  • A public symposium exploring various facets of Anna Atkins’s work on November 3

Blue Prints is co-organized by Joshua Chuang, The Miriam & Ira D. Wallach Associate Director for Art, Prints and Photographs, and The Robert B. Menschel Senior Curator of Photography and Larry J. Schaaf, independent scholar, with Emily Walz, Librarian, Art and Architecture

Anna Atkins Refracted is co-curated by Joshua Chuang, The Miriam & Ira D. Wallach Associate Director for Art, Prints and Photographs, and The Robert B. Menschel Senior Curator of Photography and Elizabeth Cronin, Assistant Curator of Photography
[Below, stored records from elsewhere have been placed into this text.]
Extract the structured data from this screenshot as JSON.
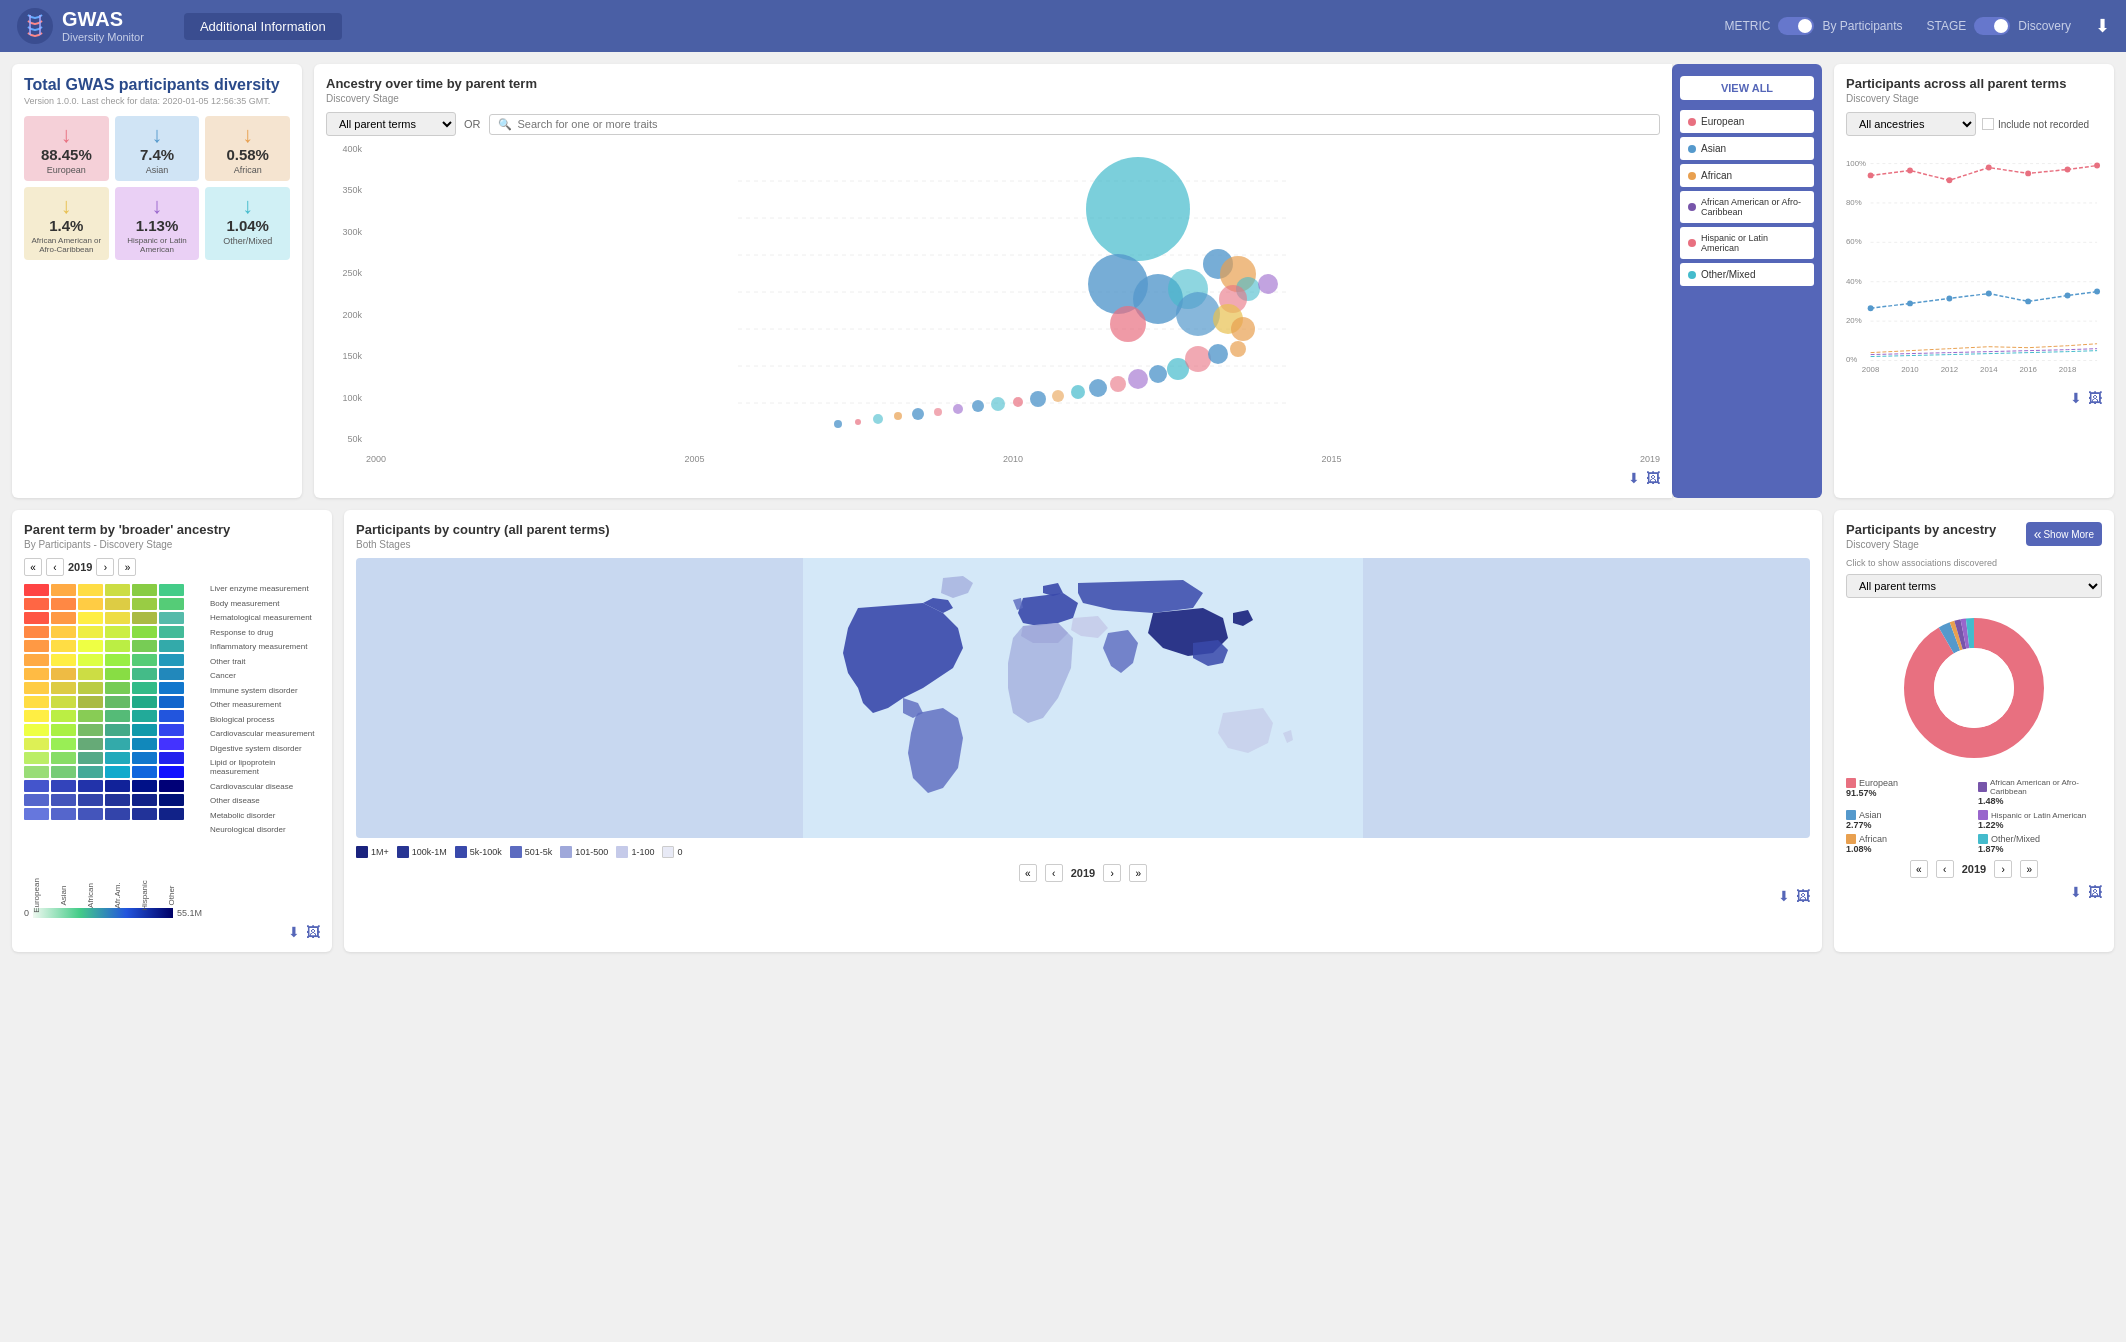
{
  "header": {
    "logo_title": "GWAS",
    "logo_subtitle": "Diversity Monitor",
    "nav_button": "Additional Information",
    "metric_label": "METRIC",
    "metric_value": "By Participants",
    "stage_label": "STAGE",
    "stage_value": "Discovery"
  },
  "stats": {
    "main_title": "Total GWAS participants diversity",
    "version": "Version 1.0.0. Last check for data: 2020-01-05 12:56:35 GMT.",
    "items": [
      {
        "pct": "88.45%",
        "label": "European",
        "color": "#e87080",
        "arrow": "↓",
        "arrow_color": "#e87080"
      },
      {
        "pct": "7.4%",
        "label": "Asian",
        "color": "#5599cc",
        "arrow": "↓",
        "arrow_color": "#5599cc"
      },
      {
        "pct": "0.58%",
        "label": "African",
        "color": "#e8a050",
        "arrow": "↓",
        "arrow_color": "#e8a050"
      },
      {
        "pct": "1.4%",
        "label": "African American or Afro-Caribbean",
        "color": "#e8c050",
        "arrow": "↓",
        "arrow_color": "#e8c050"
      },
      {
        "pct": "1.13%",
        "label": "Hispanic or Latin American",
        "color": "#9966cc",
        "arrow": "↓",
        "arrow_color": "#9966cc"
      },
      {
        "pct": "1.04%",
        "label": "Other/Mixed",
        "color": "#44bbcc",
        "arrow": "↓",
        "arrow_color": "#44bbcc"
      }
    ]
  },
  "ancestry_chart": {
    "title": "Ancestry over time by parent term",
    "subtitle": "Discovery Stage",
    "filter_placeholder": "All parent terms",
    "or_text": "OR",
    "search_placeholder": "Search for one or more traits",
    "y_labels": [
      "400k",
      "350k",
      "300k",
      "250k",
      "200k",
      "150k",
      "100k",
      "50k",
      ""
    ],
    "view_all_btn": "VIEW ALL",
    "ancestry_items": [
      {
        "name": "European",
        "color": "#e87080"
      },
      {
        "name": "Asian",
        "color": "#5599cc"
      },
      {
        "name": "African",
        "color": "#e8a050"
      },
      {
        "name": "African American or Afro-Caribbean",
        "color": "#7755aa"
      },
      {
        "name": "Hispanic or Latin American",
        "color": "#e87080"
      },
      {
        "name": "Other/Mixed",
        "color": "#44bbcc"
      }
    ]
  },
  "participants_chart": {
    "title": "Participants across all parent terms",
    "subtitle": "Discovery Stage",
    "filter": "All ancestries",
    "include_label": "Include not recorded",
    "y_labels": [
      "100%",
      "80%",
      "60%",
      "40%",
      "20%",
      "0%"
    ],
    "x_labels": [
      "2008",
      "2010",
      "2012",
      "2014",
      "2016",
      "2018"
    ]
  },
  "parent_term": {
    "title": "Parent term by 'broader' ancestry",
    "subtitle": "By Participants - Discovery Stage",
    "nav_double_left": "«",
    "nav_left": "‹",
    "year": "2019",
    "nav_right": "›",
    "nav_double_right": "»",
    "row_labels": [
      "Liver enzyme measurement",
      "Body measurement",
      "Hematological measurement",
      "Response to drug",
      "Inflammatory measurement",
      "Other trait",
      "Cancer",
      "Immune system disorder",
      "Other measurement",
      "Biological process",
      "Cardiovascular measurement",
      "Digestive system disorder",
      "Lipid or lipoprotein measurement",
      "Cardiovascular disease",
      "Other disease",
      "Metabolic disorder",
      "Neurological disorder"
    ],
    "col_labels": [
      "European",
      "Asian",
      "African",
      "African American or Afro-Caribbean",
      "Hispanic or Latin American",
      "Other/Mixed"
    ],
    "scale_min": "0",
    "scale_max": "55.1M"
  },
  "map": {
    "title": "Participants by country (all parent terms)",
    "subtitle": "Both Stages",
    "year": "2019",
    "legend": [
      {
        "label": "1M+",
        "color": "#1a237e"
      },
      {
        "label": "100k-1M",
        "color": "#283593"
      },
      {
        "label": "5k-100k",
        "color": "#3949ab"
      },
      {
        "label": "501-5k",
        "color": "#5c6bc0"
      },
      {
        "label": "101-500",
        "color": "#9fa8da"
      },
      {
        "label": "1-100",
        "color": "#c5cae9"
      },
      {
        "label": "0",
        "color": "#e8eaf6"
      }
    ]
  },
  "donut": {
    "title": "Participants by ancestry",
    "subtitle": "Discovery Stage",
    "click_label": "Click to show associations discovered",
    "filter": "All parent terms",
    "show_more": "Show More",
    "segments": [
      {
        "name": "European",
        "pct": "91.57%",
        "color": "#e87080",
        "value": 91.57
      },
      {
        "name": "Asian",
        "pct": "2.77%",
        "color": "#5599cc",
        "value": 2.77
      },
      {
        "name": "African",
        "pct": "1.08%",
        "color": "#e8a050",
        "value": 1.08
      },
      {
        "name": "African American or Afro-Caribbean",
        "pct": "1.48%",
        "color": "#7755aa",
        "value": 1.48
      },
      {
        "name": "Hispanic or Latin American",
        "pct": "1.22%",
        "color": "#9966cc",
        "value": 1.22
      },
      {
        "name": "Other/Mixed",
        "pct": "1.87%",
        "color": "#44bbcc",
        "value": 1.87
      }
    ]
  }
}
The exhibitions will be open 10 a.m. to 6 p.m. on Monday and Thursday through Saturday, from 10 a.m. to 7:30 p.m. on Tuesday and Wednesday. Blue Prints will be open through February 17, 2019; Anna Atkins Refracted will be on view until January 6, 2019.

Support for The New York Public Library’s Exhibitions Program has been provided by Celeste Bartos, Sue and Edgar Wachenheim III, Mahnaz Ispahani Bartos and Adam Bartos Exhibitions Fund, Jonathan Altman, and Miriam and Ira D. Wallach.

Additional support is provided by the Bertha and Isaac Liberman Foundation, Inc., in memory of Ruth and Seymour Klein

Press Contact: Amy Geduldig | 212.592.7177 |

About The New York Public Library

The New York Public Library is a free provider of education and information for the people of New York and beyond. With 92 locations—including research and branch libraries—throughout the Bronx, Manhattan, and Staten Island, the Library offers free materials, computer access, classes, exhibitions, programming and more to everyone from toddlers to scholars, and has seen record numbers of attendance and circulation in recent years. The New York Public Library serves more than 18 million patrons who come through its doors annually and millions more around the globe who use its resources at To offer this wide array of free programming, The New York Public Library relies on both public and private funding. Learn more about how to support the Library at